__Exercise goal__: In full and unchanged, set down the entries that follow, with no images.

__Provided information__:
***
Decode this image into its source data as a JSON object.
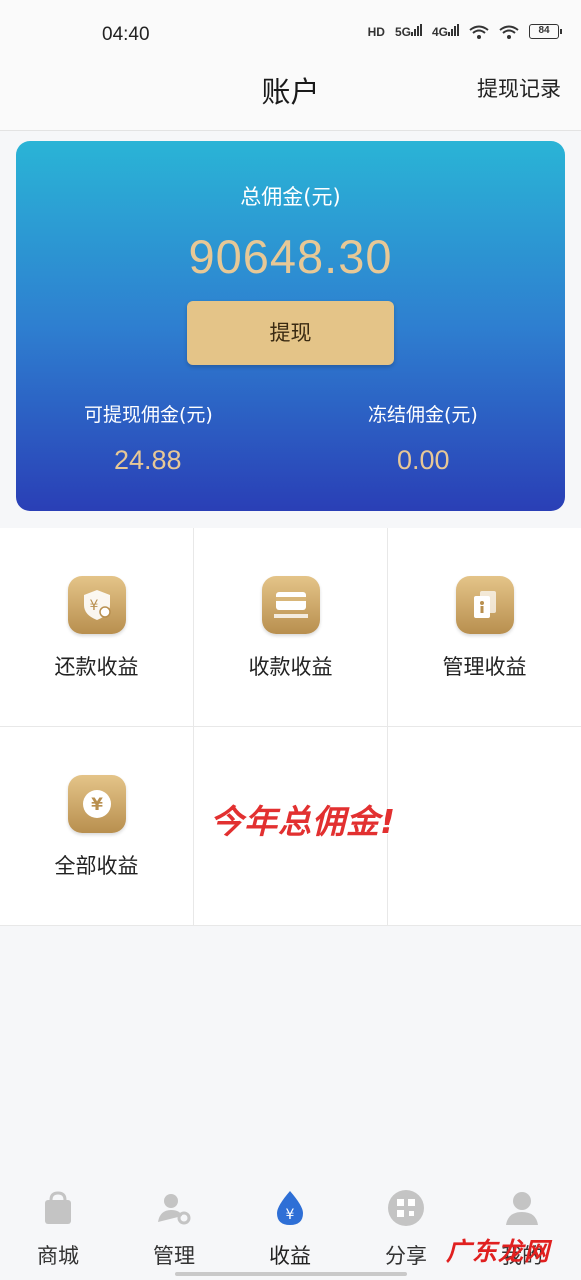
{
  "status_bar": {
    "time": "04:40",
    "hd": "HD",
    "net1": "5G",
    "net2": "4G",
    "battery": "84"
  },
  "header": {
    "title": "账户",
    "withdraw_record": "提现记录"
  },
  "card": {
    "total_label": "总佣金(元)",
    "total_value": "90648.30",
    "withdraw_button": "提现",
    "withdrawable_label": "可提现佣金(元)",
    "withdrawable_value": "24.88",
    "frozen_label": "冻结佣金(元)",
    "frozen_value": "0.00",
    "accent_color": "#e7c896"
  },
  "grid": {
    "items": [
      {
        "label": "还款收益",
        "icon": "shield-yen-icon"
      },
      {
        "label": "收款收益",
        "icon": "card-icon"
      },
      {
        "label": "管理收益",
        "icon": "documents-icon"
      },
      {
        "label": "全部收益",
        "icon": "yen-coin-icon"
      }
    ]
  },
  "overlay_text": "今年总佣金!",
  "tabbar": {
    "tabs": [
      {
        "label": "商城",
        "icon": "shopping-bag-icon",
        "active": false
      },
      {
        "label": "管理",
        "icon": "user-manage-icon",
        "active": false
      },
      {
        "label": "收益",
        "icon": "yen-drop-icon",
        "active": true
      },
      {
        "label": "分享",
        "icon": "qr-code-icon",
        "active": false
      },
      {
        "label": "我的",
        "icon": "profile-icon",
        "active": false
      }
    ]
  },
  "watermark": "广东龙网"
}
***
__Exercise response__:
Decode this image into its source data as a JSON object.
{
  "status_bar": {
    "time": "04:40",
    "hd": "HD",
    "net1": "5G",
    "net2": "4G",
    "battery": "84"
  },
  "header": {
    "title": "账户",
    "withdraw_record": "提现记录"
  },
  "card": {
    "total_label": "总佣金(元)",
    "total_value": "90648.30",
    "withdraw_button": "提现",
    "withdrawable_label": "可提现佣金(元)",
    "withdrawable_value": "24.88",
    "frozen_label": "冻结佣金(元)",
    "frozen_value": "0.00",
    "accent_color": "#e7c896"
  },
  "grid": {
    "items": [
      {
        "label": "还款收益",
        "icon": "shield-yen-icon"
      },
      {
        "label": "收款收益",
        "icon": "card-icon"
      },
      {
        "label": "管理收益",
        "icon": "documents-icon"
      },
      {
        "label": "全部收益",
        "icon": "yen-coin-icon"
      }
    ]
  },
  "overlay_text": "今年总佣金!",
  "tabbar": {
    "tabs": [
      {
        "label": "商城",
        "icon": "shopping-bag-icon",
        "active": false
      },
      {
        "label": "管理",
        "icon": "user-manage-icon",
        "active": false
      },
      {
        "label": "收益",
        "icon": "yen-drop-icon",
        "active": true
      },
      {
        "label": "分享",
        "icon": "qr-code-icon",
        "active": false
      },
      {
        "label": "我的",
        "icon": "profile-icon",
        "active": false
      }
    ]
  },
  "watermark": "广东龙网"
}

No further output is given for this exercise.